Unearned Income

Written By
Paul Tracy
Updated November 4, 2020

What is Unearned Income?

Unearned income is an IRS term for income that is not obtained by participating in a business or trade (e.g., salaries and bonuses, wages, commissions and tips). It typically includes interest, dividends, pensions, social security, unemployment benefits, alimony and child support.

How Does Unearned Income Work?

John Doe works in the marketing department for Company XYZ. His salary is $75,000 per year, and this year he also received a $5,000 bonus. His earned income is $75,000 + $5,000 = $80,000.

John Doe also owns some dividend stocks and receives a pension from his first career as a firefighter. He receives $200 a month in dividends and $1,000 a month from his pension. John’s unearned income is $1,200 per month x 12 months = $14,400.

Why Does Unearned Income Matter?

Unearned income is different from earned income, which generally is income that is obtained by participating in a business or trade -- typically, this means salaries and bonuses, wages, commissions and tips. Union strike benefits are also considered earned income, as are long-term disability benefits received prior to minimum retirement age.

Ask an Expert
All of our content is verified for accuracy by Paul Tracy and our team of certified financial experts. We pride ourselves on quality, research, and transparency, and we value your feedback. Below you'll find answers to some of the most common reader questions about Unearned Income.
Be the first to ask a question

If you have a question about Unearned Income, then please ask Paul.

Ask a question

Paul has been a respected figure in the financial markets for more than two decades. Prior to starting InvestingAnswers, Paul founded and managed one of the most influential investment research firms in America, with more than 2 million monthly readers.

If you have a question about Unearned Income, then please ask Paul.

Ask a question Read more from Paul
Paul Tracy - profile
Ask an Expert about Unearned Income

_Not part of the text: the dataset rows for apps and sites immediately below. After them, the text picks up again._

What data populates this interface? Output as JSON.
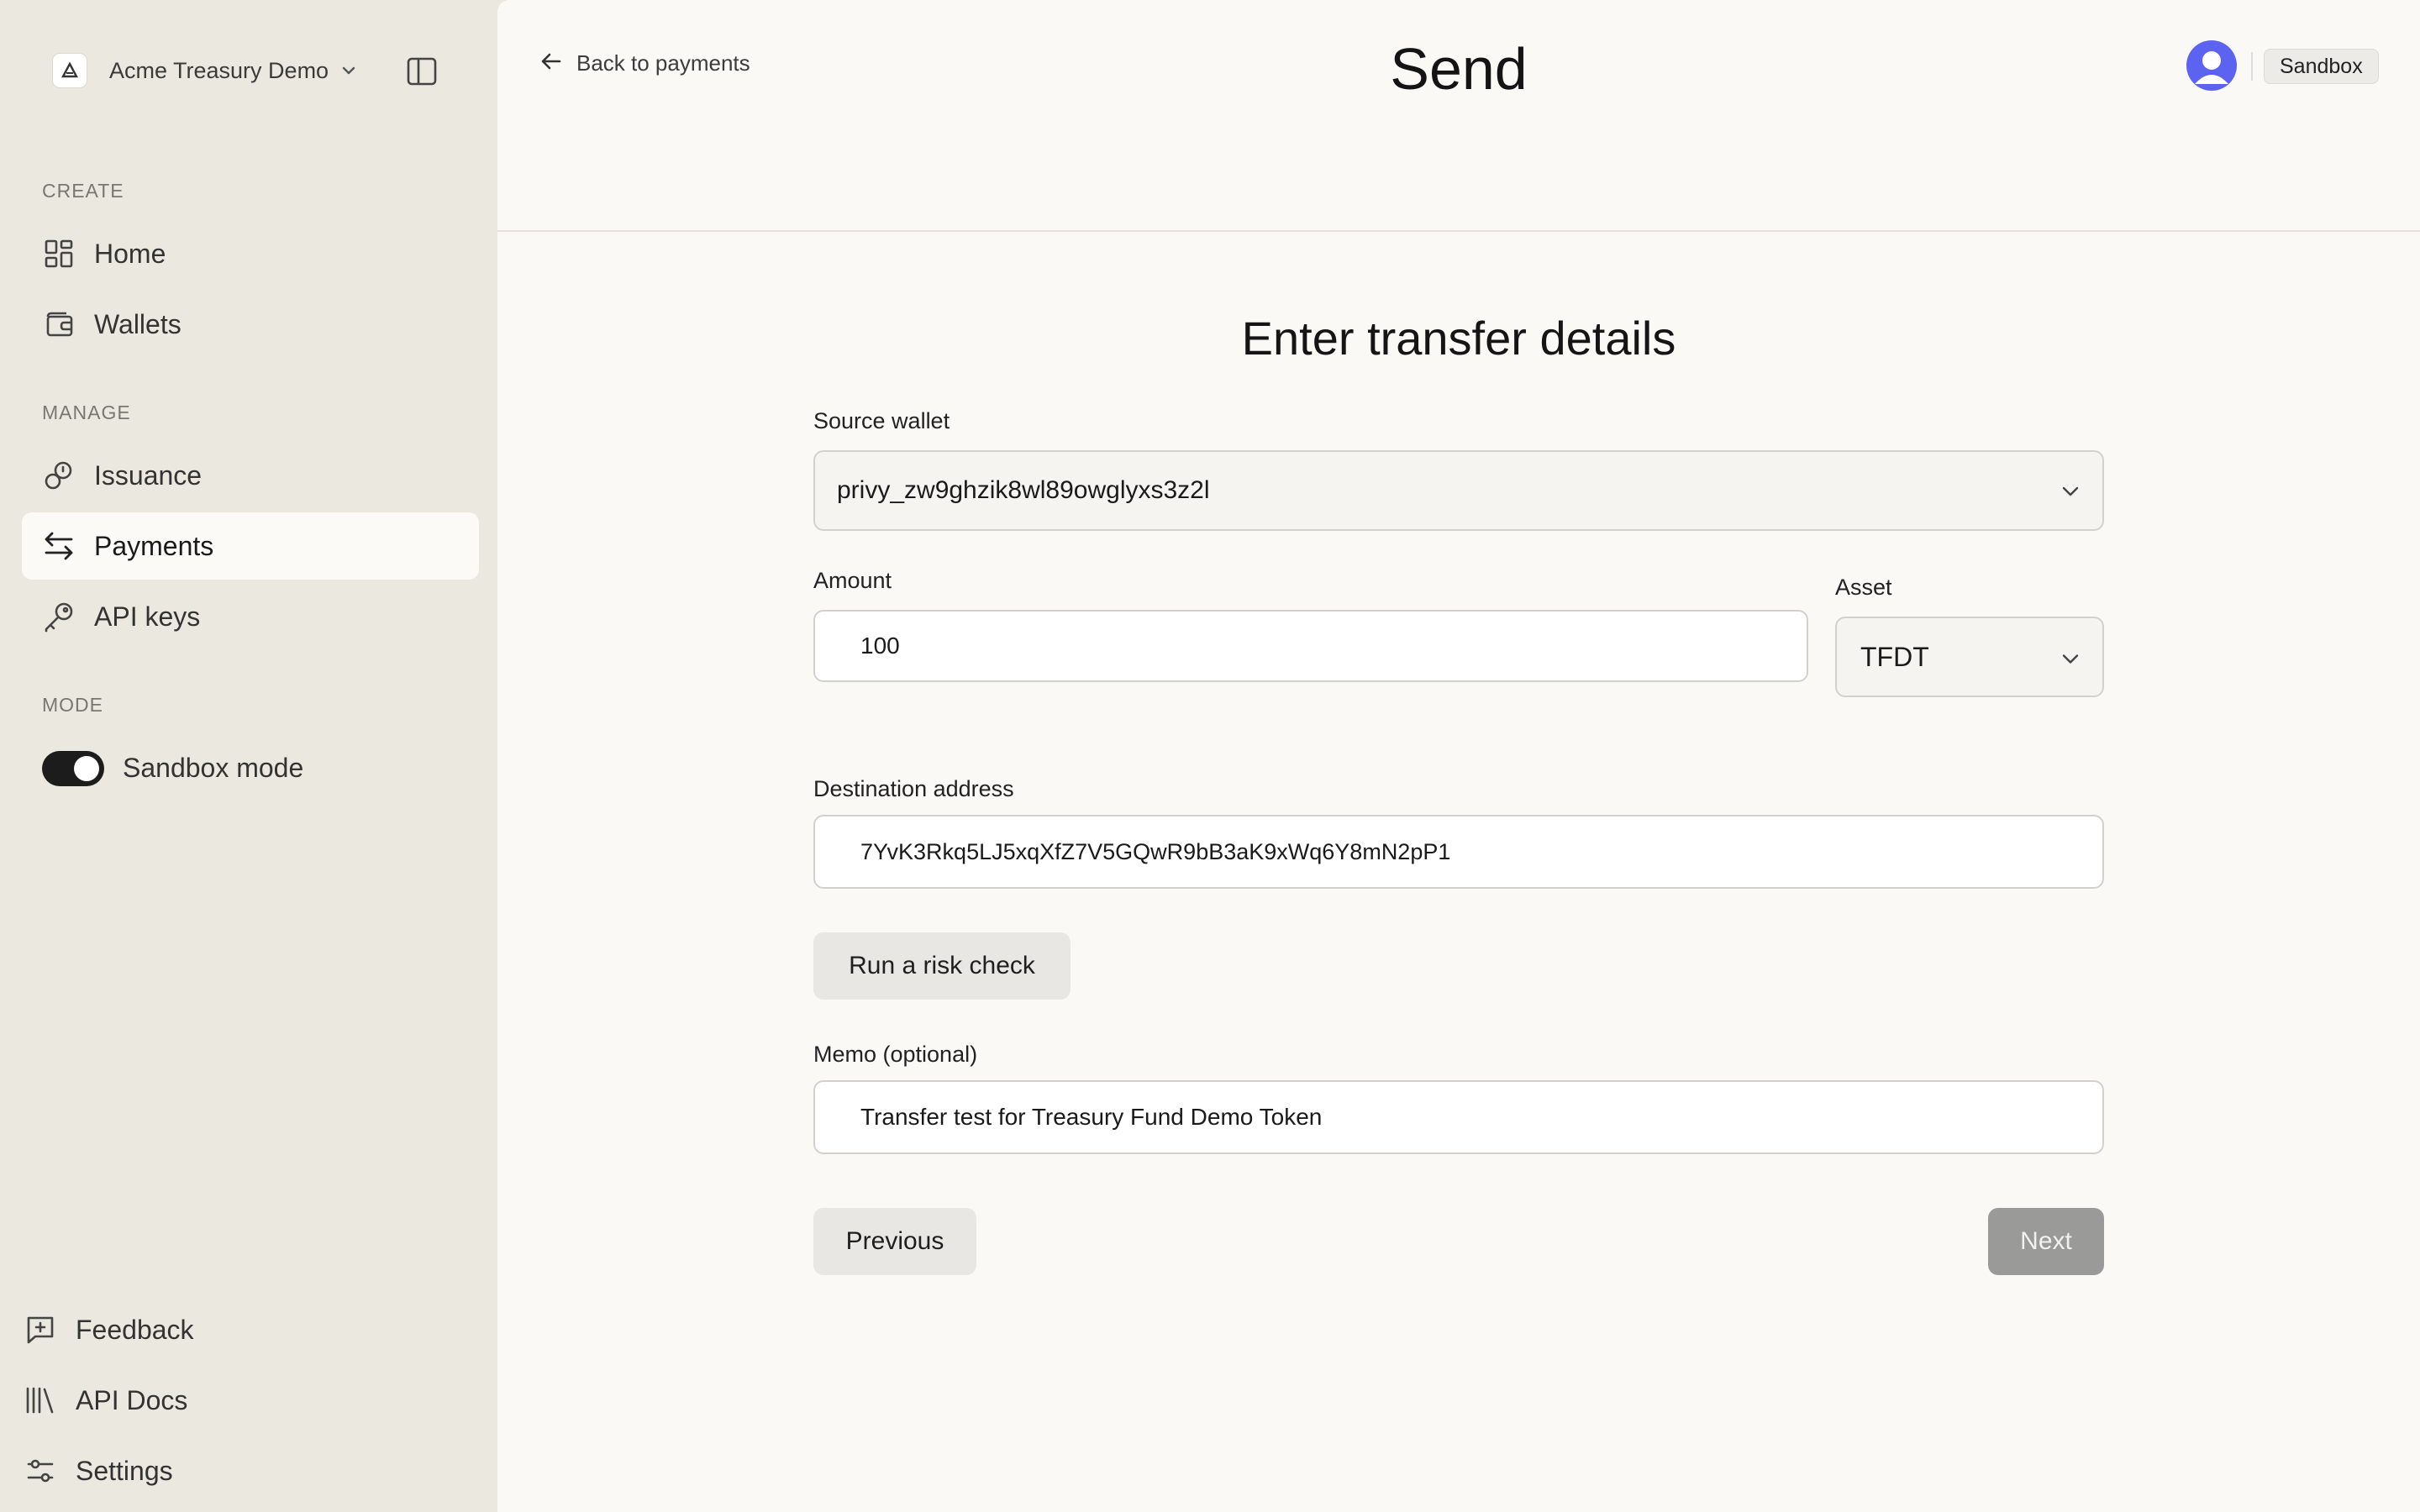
{
  "sidebar": {
    "org_name": "Acme Treasury Demo",
    "sections": {
      "create": "CREATE",
      "manage": "MANAGE",
      "mode": "MODE"
    },
    "items": [
      {
        "label": "Home",
        "icon": "grid-icon"
      },
      {
        "label": "Wallets",
        "icon": "wallet-icon"
      },
      {
        "label": "Issuance",
        "icon": "issuance-icon"
      },
      {
        "label": "Payments",
        "icon": "arrows-exchange-icon",
        "active": true
      },
      {
        "label": "API keys",
        "icon": "key-icon"
      }
    ],
    "mode_toggle": {
      "label": "Sandbox mode",
      "on": true
    },
    "footer": [
      {
        "label": "Feedback",
        "icon": "feedback-icon"
      },
      {
        "label": "API Docs",
        "icon": "library-icon"
      },
      {
        "label": "Settings",
        "icon": "sliders-icon"
      }
    ]
  },
  "header": {
    "back_label": "Back to payments",
    "title": "Send",
    "env_badge": "Sandbox"
  },
  "form": {
    "heading": "Enter transfer details",
    "source_wallet": {
      "label": "Source wallet",
      "value": "privy_zw9ghzik8wl89owglyxs3z2l"
    },
    "amount": {
      "label": "Amount",
      "value": "100"
    },
    "asset": {
      "label": "Asset",
      "value": "TFDT"
    },
    "destination": {
      "label": "Destination address",
      "value": "7YvK3Rkq5LJ5xqXfZ7V5GQwR9bB3aK9xWq6Y8mN2pP1"
    },
    "risk_check_label": "Run a risk check",
    "memo": {
      "label": "Memo (optional)",
      "value": "Transfer test for Treasury Fund Demo Token"
    },
    "previous_label": "Previous",
    "next_label": "Next",
    "next_enabled": false
  },
  "colors": {
    "sidebar_bg": "#ebe8e0",
    "main_bg": "#faf9f6",
    "avatar": "#5b63f0",
    "next_disabled": "#9a9a98"
  }
}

By submitting this form you agree with our Privacy Policy

Don't Know a Financial Term?
Search our library of 4,000+ terms